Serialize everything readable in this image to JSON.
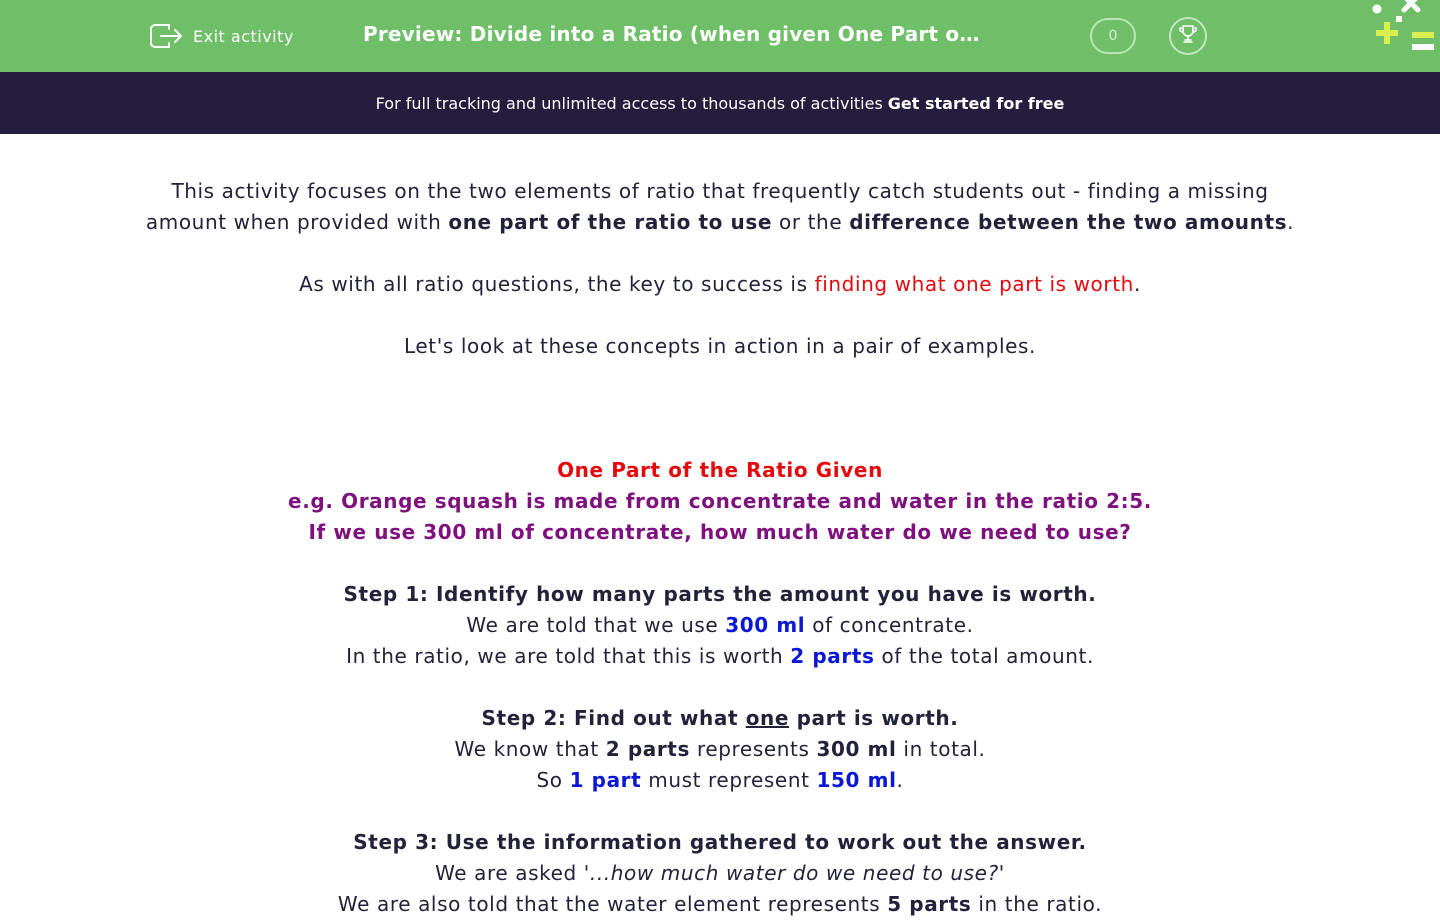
{
  "header": {
    "exit_label": "Exit activity",
    "title": "Preview: Divide into a Ratio (when given One Part or Differ...",
    "score": "0",
    "icons": [
      "exit-icon",
      "trophy-icon",
      "logo-icon"
    ]
  },
  "promo": {
    "text": "For full tracking and unlimited access to thousands of activities",
    "cta": "Get started for free"
  },
  "intro": {
    "p1_a": "This activity focuses on the two elements of ratio that frequently catch students out - finding a missing",
    "p1_b": "amount when provided with ",
    "p1_bold1": "one part of the ratio to use",
    "p1_c": " or the ",
    "p1_bold2": "difference between the two amounts",
    "p1_d": ".",
    "p2_a": "As with all ratio questions, the key to success is ",
    "p2_red": "finding what one part is worth",
    "p2_b": ".",
    "p3": "Let's look at these concepts in action in a pair of examples."
  },
  "example": {
    "heading": "One Part of the Ratio Given",
    "q1": "e.g. Orange squash is made from concentrate and water in the ratio 2:5.",
    "q2": "If we use 300 ml of concentrate, how much water do we need to use?",
    "step1": {
      "title": "Step 1: Identify how many parts the amount you have is worth.",
      "l1_a": "We are told that we use ",
      "l1_blue": "300 ml",
      "l1_b": " of concentrate.",
      "l2_a": "In the ratio, we are told that this is worth ",
      "l2_blue": "2 parts",
      "l2_b": " of the total amount."
    },
    "step2": {
      "title_a": "Step 2: Find out what ",
      "title_u": "one",
      "title_b": " part is worth.",
      "l1_a": "We know that ",
      "l1_b1": "2 parts",
      "l1_b": " represents ",
      "l1_b2": "300 ml",
      "l1_c": " in total.",
      "l2_a": "So ",
      "l2_blue1": "1 part",
      "l2_b": " must represent ",
      "l2_blue2": "150 ml",
      "l2_c": "."
    },
    "step3": {
      "title": "Step 3: Use the information gathered to work out the answer.",
      "l1_a": "We are asked ",
      "l1_i": "'...how much water do we need to use?'",
      "l2_a": "We are also told that the water element represents ",
      "l2_b": "5 parts",
      "l2_c": " in the ratio."
    }
  },
  "colors": {
    "header_green": "#6ebf67",
    "promo_navy": "#241d3e",
    "accent_red": "#e5080c",
    "accent_purple": "#7e117e",
    "accent_blue": "#0a17d4"
  }
}
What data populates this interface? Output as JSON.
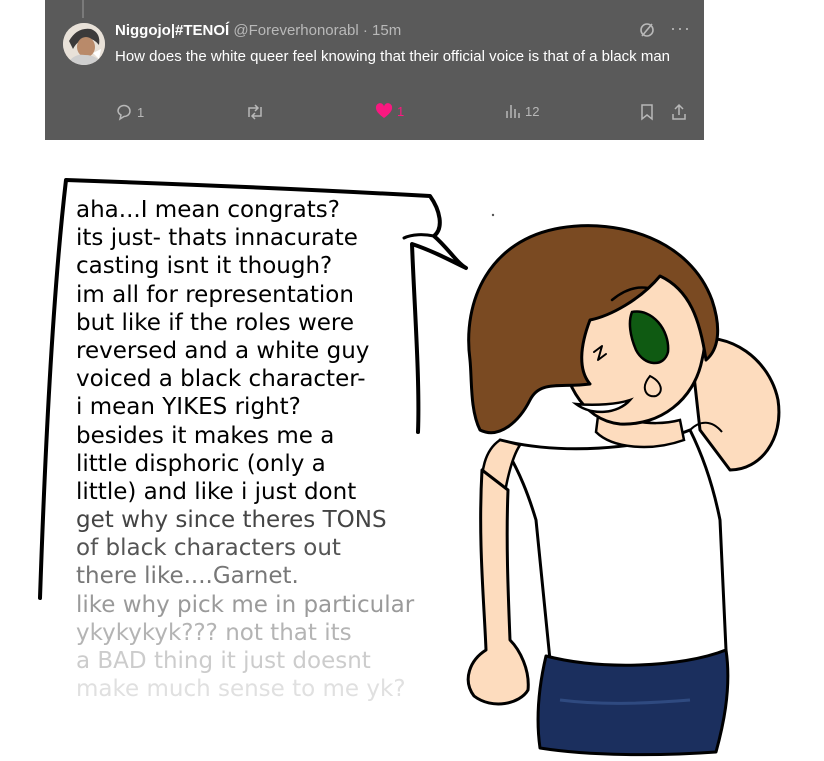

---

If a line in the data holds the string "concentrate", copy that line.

FINAL ANSWER:
    "q1": "e.g. Orange squash is made from concentrate and water in the ratio 2:5.",
    "q2": "If we use 300 ml of concentrate, how much water do we need to use?",
      "l1_b": " of concentrate.",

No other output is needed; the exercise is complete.